The CTIA (News - Alert) Wireless 2012 event is still in full swing down in New Orleans, and it's moving right along thanks to D2 Technologies and GCT Semiconductor, who brought out their new reference solution for 4G VoLTE.
They're currently demonstrating a line of mobile reference solutions, combining the mCUE 4G from D2 with the GDM7240 from GCT, which provides an overall solution that supports a variety of LTE frequency band classes, as well as bandwidths, and allows for a variety of devices--the mCUE 4G is actually optimized for Android (News - Alert)--to operate in 4G environments complete with all the functions that would normally be expected, including Rich Communications Suite video calling as well as the increasingly popular Voice over LTE (News - Alert) calling concept.
Such a solution is said to allow manufacturers to be able to bring a wider set of options to their devices, especially by Doug Makishima (News - Alert), D2 Technologies' chief operating officer and a speaker at the CTIA Wireless event. Makishima further went on to detail the possibilities of using the new solution in the field, which he described as "a turnkey solution that delivers HD voice and real time video calls...with one of the industry's smallest footprints". Makishima also praised the system's low overall power consumption, which is deeply important to mobile device users, while also providing the all too necessary speed and power that users want.
Praise for the device in equal measure came from D2's partner in the venture, GCT Semiconductor (News - Alert) Inc. President and chief executive officer, Dr. Kyeongho Lee hailed the sped-up time to market for VoLTE-capable devices that their system represented.
And the D2 Technologies / GCT Semiconductor coalition has even set up a demonstration for their new solution, showing the solution at work with a tablet powered by an Nvidia Tegra 3 quad-core processor, otherwise known as a "Kal-El" chip, at their exhibition space.

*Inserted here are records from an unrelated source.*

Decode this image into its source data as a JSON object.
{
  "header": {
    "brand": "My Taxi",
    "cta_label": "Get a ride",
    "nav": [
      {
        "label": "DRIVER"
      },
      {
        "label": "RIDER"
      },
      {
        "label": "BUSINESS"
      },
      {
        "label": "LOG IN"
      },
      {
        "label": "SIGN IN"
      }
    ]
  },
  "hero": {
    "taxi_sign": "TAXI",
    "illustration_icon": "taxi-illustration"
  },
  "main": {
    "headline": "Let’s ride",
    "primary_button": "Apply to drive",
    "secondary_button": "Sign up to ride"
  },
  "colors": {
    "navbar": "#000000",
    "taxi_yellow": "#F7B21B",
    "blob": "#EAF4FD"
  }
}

While it would have been nice to see them run these tests with more last-generation hardware--stuff more in line with what the public already has rather than what they'll need to get in order to have this-- they are demonstrating not only the system itself, but what the OEMs will be able to build with it. So it's more appropriate to use current hardware in the demonstration to get the fullest sense of what could be built down the line thanks to the new technology.
For those wanting to see the new solution in action, they'll be showing it at the Rohde & Schwarz exhibition space, Booth 2651. And it's likely to be a pretty impressive look at some major new technology, possibly what users will have available in another generation or two of hardware.
Edited by Brooke Neuman